Study design, materials and methods
A survey was designed using SurveyMonkey and distributed to the platform’s audience of U.S. adults ages 18-99 of all genders. Screening questions were asked to include patients who expressed symptoms of OAB. Pictorial and text descriptions of BTX-A, PTNS, and SNM were provided. Participants were asked to rank these 3 therapies in order of preference (stage A). Next, ITNS was described, and participants were then asked to rank in order their preference of therapy amongst BTX-A, PTNS, SNM, and ITNS (stage B). SPSS was used to analyze changes in first choice therapy preference between stages A and B.
There was a total of 485 (N) survey respondents, with 62.5% female (303). The mean age of the sample was 49.1 +/- 36.5 years. The breakdown by race was 69% Caucasian, 8% African American, 8% Asian, 13% Hispanic, and 2% Other. 

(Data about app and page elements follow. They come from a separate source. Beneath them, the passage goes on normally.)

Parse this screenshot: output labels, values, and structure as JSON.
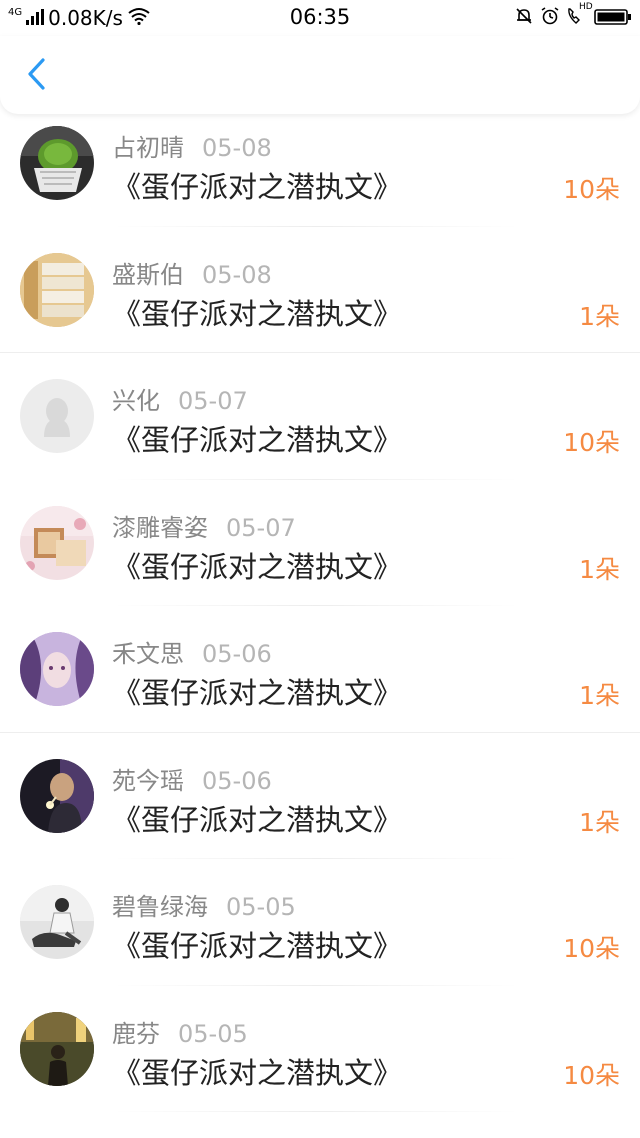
{
  "status_bar": {
    "network": "4G",
    "speed": "0.08K/s",
    "time": "06:35",
    "hd_label": "HD"
  },
  "nav": {
    "back_icon": "chevron-left-icon",
    "accent_color": "#2b9af3"
  },
  "items": [
    {
      "name": "占初晴",
      "date": "05-08",
      "title": "《蛋仔派对之潜执文》",
      "count": "10朵"
    },
    {
      "name": "盛斯伯",
      "date": "05-08",
      "title": "《蛋仔派对之潜执文》",
      "count": "1朵"
    },
    {
      "name": "兴化",
      "date": "05-07",
      "title": "《蛋仔派对之潜执文》",
      "count": "10朵"
    },
    {
      "name": "漆雕睿姿",
      "date": "05-07",
      "title": "《蛋仔派对之潜执文》",
      "count": "1朵"
    },
    {
      "name": "禾文思",
      "date": "05-06",
      "title": "《蛋仔派对之潜执文》",
      "count": "1朵"
    },
    {
      "name": "苑今瑶",
      "date": "05-06",
      "title": "《蛋仔派对之潜执文》",
      "count": "1朵"
    },
    {
      "name": "碧鲁绿海",
      "date": "05-05",
      "title": "《蛋仔派对之潜执文》",
      "count": "10朵"
    },
    {
      "name": "鹿芬",
      "date": "05-05",
      "title": "《蛋仔派对之潜执文》",
      "count": "10朵"
    }
  ],
  "colors": {
    "count": "#f58a42",
    "name": "#888888",
    "date": "#b5b5b5",
    "title": "#222222"
  }
}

In stage A, BTX-A was ranked first by the largest proportion of patients (28%), followed by PTNS (27%) and SNM (13.8%). There were 26.6% of participants who did not choose any therapy; 4.5% chose all three 3rd line therapies equally. 

In stage B, BTX-A was again ranked first by the largest proportion of patients (27.6%), followed by ITNS (19.2%), PTNS (19.2%), and SNM (7.8%). There were 21.9% of participants who did not choose any therapy; 4.3% chose all four therapies equally (Table 1).
Interpretation of results
Preference for BTX-A was minimally changed despite the introduction of ITNS. There was a larger absolute and relative decrease in proportion of patients interested in both PTNS and SNM after ITNS was introduced. ITNS was equally as preferred as PTNS in stage B. The number of patients not interested in any 3rd line therapy decreased between stages A and B, indicating ITNS may have recruited a new subset of patients who previously did not consider any 3rd line therapy for OAB.
Concluding message
ITNS appears to compete with PTNS and SNM, and it may attract patients who would not have otherwise pursued available 3rd line therapies for OAB prior to its introduction. Further study is needed to characterize patients who will optimally benefit from this treatment.
Figure 1 Participant Preferences of Third-Line Overactive Bladder Therapy Before (Stage A) and After (Stage B) Introduction of a Tibial Nerve Stimulator Implant
Funding Valencia Technologies Corporation Clinical Trial No Subjects Human Ethics not Req'd It was not required by the Stony Brook University IRB Helsinki Yes Informed Consent Yes

Continence 7S1 (2023) 100748
DOI: 10.1016/j.cont.2023.100748

17/04/2024 16:20:06